What rights do seasonal farm workers have if an employer mistreats them?

In my column This week's Consulta Migratoria® explains the rights that seasonal agricultural workers have if an employer mistreats them.

This is the column:

If there is one thing that makes my blood boil, it is when unscrupulous people take advantage of immigrants - and unfortunately, there are many such people. From individuals like notarios and immigration consultants who deceive people seeking immigration benefits with false promises or outright fraud, to employers who mistreat, abuse or fail to pay immigrants after working - in many cases - under deplorable conditions.

Among those exposed to this type of abuse are farm workers who come to the United States under the H-2A visa program, which allows agricultural producers to bring in temporary employees to work in fields and on farms.

Periodically we learn of terrible cases of abuse. U.S. Department of Labor investigators recently uncovered one such case in El Mirage, Arizona, where G Farms had approximately 70 farm workers on H-2A visas forced to live in inhumane conditions.

What makes the situation even worse and more embarrassing is that the owner and supervisor of the farm are Latino. Their names are Santiago Gonzalez and Arturo Valdez Castro, respectively.

Immigration law stipulates that in order to bring in foreign workers under the H-2A program, they must be provided with free housing.

But in violation of regulations, Gonzalez and his administrators set up a makeshift camp of unsanitary buses and trailers with no windows or proper ventilation, where farm workers slept huddled together with little space between them. And a trailer that served as a portable toilet had no drainage system and usually had stagnant water. An electrical cord to light the toilet exposed workers to electrocution.
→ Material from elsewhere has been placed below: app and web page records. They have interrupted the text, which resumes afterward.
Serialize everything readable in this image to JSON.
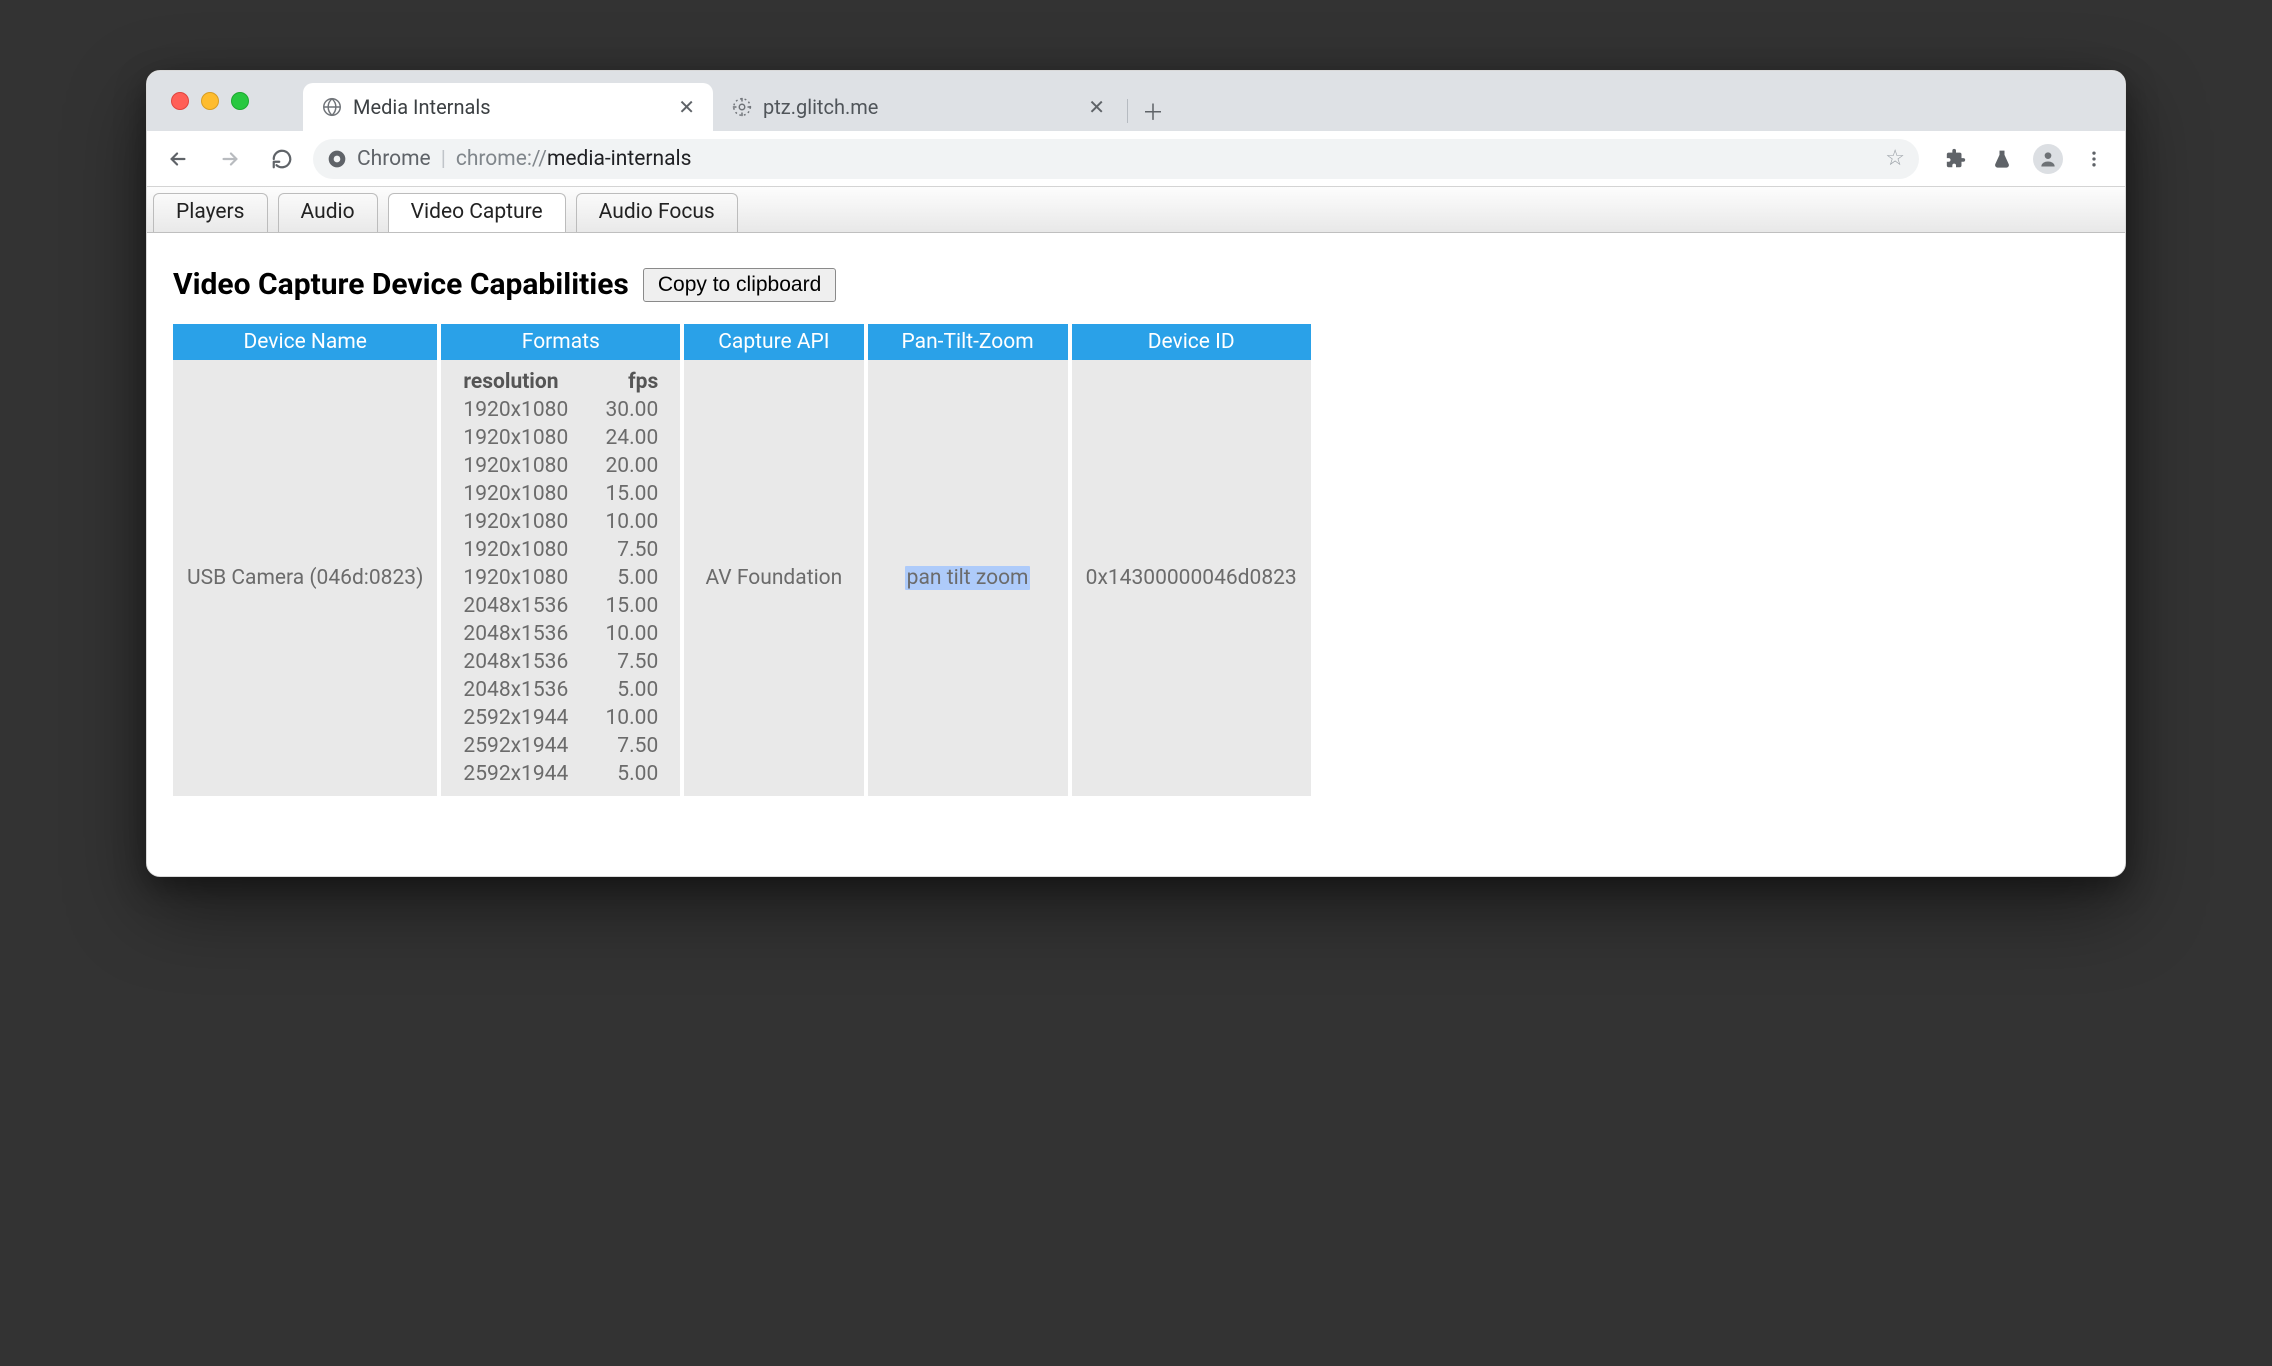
{
  "browser": {
    "tabs": [
      {
        "title": "Media Internals",
        "active": true,
        "favicon": "globe"
      },
      {
        "title": "ptz.glitch.me",
        "active": false,
        "favicon": "crosshair"
      }
    ],
    "omnibox": {
      "origin_label": "Chrome",
      "scheme": "chrome://",
      "path": "media-internals"
    }
  },
  "subtabs": [
    "Players",
    "Audio",
    "Video Capture",
    "Audio Focus"
  ],
  "active_subtab": 2,
  "heading": "Video Capture Device Capabilities",
  "copy_button": "Copy to clipboard",
  "table": {
    "columns": [
      "Device Name",
      "Formats",
      "Capture API",
      "Pan-Tilt-Zoom",
      "Device ID"
    ],
    "formats_header": {
      "resolution": "resolution",
      "fps": "fps"
    },
    "rows": [
      {
        "device_name": "USB Camera (046d:0823)",
        "capture_api": "AV Foundation",
        "ptz": "pan tilt zoom",
        "device_id": "0x14300000046d0823",
        "formats": [
          {
            "resolution": "1920x1080",
            "fps": "30.00"
          },
          {
            "resolution": "1920x1080",
            "fps": "24.00"
          },
          {
            "resolution": "1920x1080",
            "fps": "20.00"
          },
          {
            "resolution": "1920x1080",
            "fps": "15.00"
          },
          {
            "resolution": "1920x1080",
            "fps": "10.00"
          },
          {
            "resolution": "1920x1080",
            "fps": "7.50"
          },
          {
            "resolution": "1920x1080",
            "fps": "5.00"
          },
          {
            "resolution": "2048x1536",
            "fps": "15.00"
          },
          {
            "resolution": "2048x1536",
            "fps": "10.00"
          },
          {
            "resolution": "2048x1536",
            "fps": "7.50"
          },
          {
            "resolution": "2048x1536",
            "fps": "5.00"
          },
          {
            "resolution": "2592x1944",
            "fps": "10.00"
          },
          {
            "resolution": "2592x1944",
            "fps": "7.50"
          },
          {
            "resolution": "2592x1944",
            "fps": "5.00"
          }
        ]
      }
    ]
  }
}
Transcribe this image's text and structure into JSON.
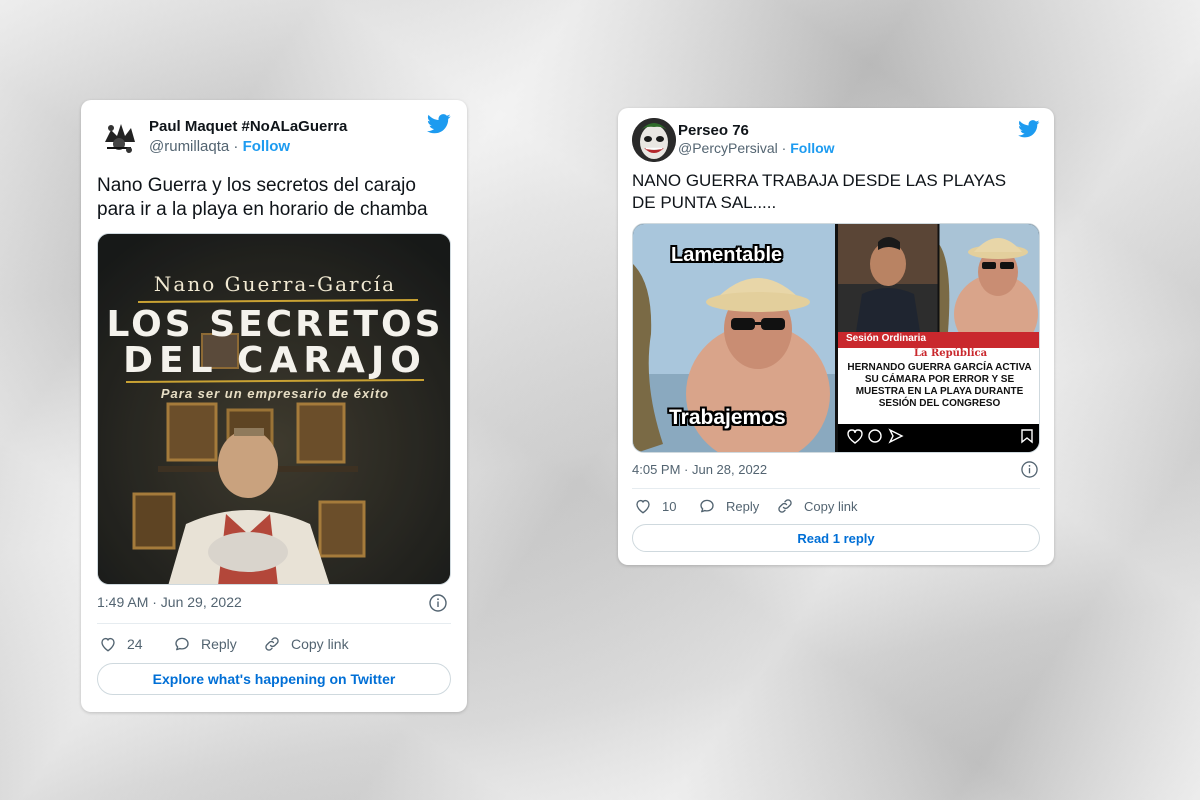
{
  "tweets": [
    {
      "author_name": "Paul Maquet #NoALaGuerra",
      "handle": "@rumillaqta",
      "separator": " · ",
      "follow_label": "Follow",
      "text": "Nano Guerra y los secretos del carajo para ir a la playa en horario de chamba",
      "media": {
        "book_author": "Nano Guerra-García",
        "book_title_line1": "LOS SECRETOS",
        "book_title_line2": "DEL CARAJO",
        "book_subtitle": "Para ser un empresario de éxito"
      },
      "timestamp": "1:49 AM · Jun 29, 2022",
      "likes": "24",
      "reply_label": "Reply",
      "copy_label": "Copy link",
      "cta_label": "Explore what's happening on Twitter"
    },
    {
      "author_name": "Perseo 76",
      "handle": "@PercyPersival",
      "separator": " · ",
      "follow_label": "Follow",
      "text": "NANO GUERRA TRABAJA DESDE LAS PLAYAS DE PUNTA SAL.....",
      "media": {
        "caption_top": "Lamentable",
        "caption_bottom": "Trabajemos",
        "news_tag": "Sesión Ordinaria",
        "news_brand": "La República",
        "news_headline": "HERNANDO GUERRA GARCÍA ACTIVA SU CÁMARA POR ERROR Y SE MUESTRA EN LA PLAYA DURANTE SESIÓN DEL CONGRESO"
      },
      "timestamp": "4:05 PM · Jun 28, 2022",
      "likes": "10",
      "reply_label": "Reply",
      "copy_label": "Copy link",
      "cta_label": "Read 1 reply"
    }
  ],
  "colors": {
    "accent": "#1d9bf0",
    "cta_text": "#006fd6",
    "muted": "#536471",
    "text": "#0f1419"
  },
  "icons": [
    "twitter-bird-icon",
    "info-icon",
    "heart-icon",
    "reply-icon",
    "link-icon"
  ]
}
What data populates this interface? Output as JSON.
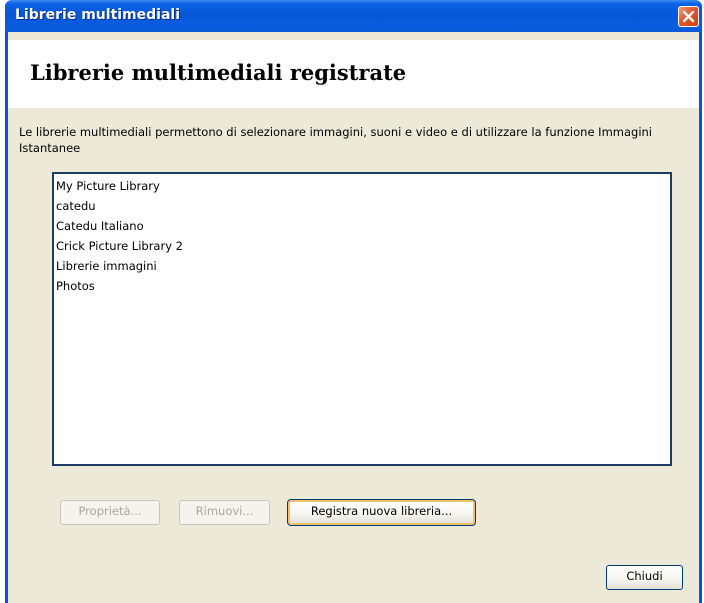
{
  "window": {
    "title": "Librerie multimediali",
    "close_icon": "close-icon",
    "titlebar_color": "#0a5ddf",
    "close_color": "#e2572d"
  },
  "header": {
    "title": "Librerie multimediali registrate"
  },
  "description": "Le librerie multimediali permettono di selezionare immagini, suoni e video e di utilizzare la funzione Immagini Istantanee",
  "libraries": [
    "My Picture Library",
    "catedu",
    "Catedu Italiano",
    "Crick Picture Library 2",
    "Librerie immagini",
    "Photos"
  ],
  "buttons": {
    "properties": "Proprietà...",
    "properties_enabled": false,
    "remove": "Rimuovi...",
    "remove_enabled": false,
    "register": "Registra nuova libreria...",
    "close": "Chiudi"
  }
}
G-Farms bus
One of the buses where G Farms housed its farm workers.
(Photo: U.S. Department of Labor)

Investigators also found that farmworkers were working overtime, but were not being paid their full wages.

The Secretary of Labor, Alexander Acosta, announced this month that more aggressive measures will be taken to prevent this type of abuse.

In the case of G Farms, a judge authorized a preliminary injunction against the farm, its owner Santiago Gonzalez, his supervisor Arturo Valdez Castro, and LeFelco and Raul Leon (G Farms agents who prepared the H-2A applications and recruited the foreign workers) that prohibits the use of the illegal housing where the farmworkers were held and forces them to house them in an apartment complex for the remainder of the 2017 season.

unsanitary housing at G Farms
Investigators found unsanitary and hazardous conditions in precarious farmworker camps at G Farms (Photo: U.S. Department of Labor).

Often, farmworkers do not complain because they need the work, they are threatened, or because they do not know they have rights.

Rights of temporary agricultural workers with H-2A visas

  1. Have a written description of the working conditions, including details on salary, housing and duration of employment before starting work.
  1. Receive a minimum wage stipulated by the government.
  1. Access to free clean and safe housing provided by the employer.
  1. Receive compensation in the event of a work-related accident or illness.
  1. Return to your home country for any reason before your employment contract expires.
  1. Employers, recruiters or representatives of the company no may withhold workers' passports.
  1. Be able to travel temporarily to visit family members and return to the U.S. if your H-2A visa is valid.
  1. They do not have to pay U.S. Social Security or Medicare taxes.
  1. The employer must reimburse you for your transportation expenses from your country to your place of work when you complete half of the contract period. You must also pay the costs of returning to your country at the end of your contract.
  1. If you are a victim of mistreatment, fraud or labor exploitation, you can file a complaint and receive assistance from the U.S. Department of Labor's Wage and Hour Section by calling 1-866-487-9243.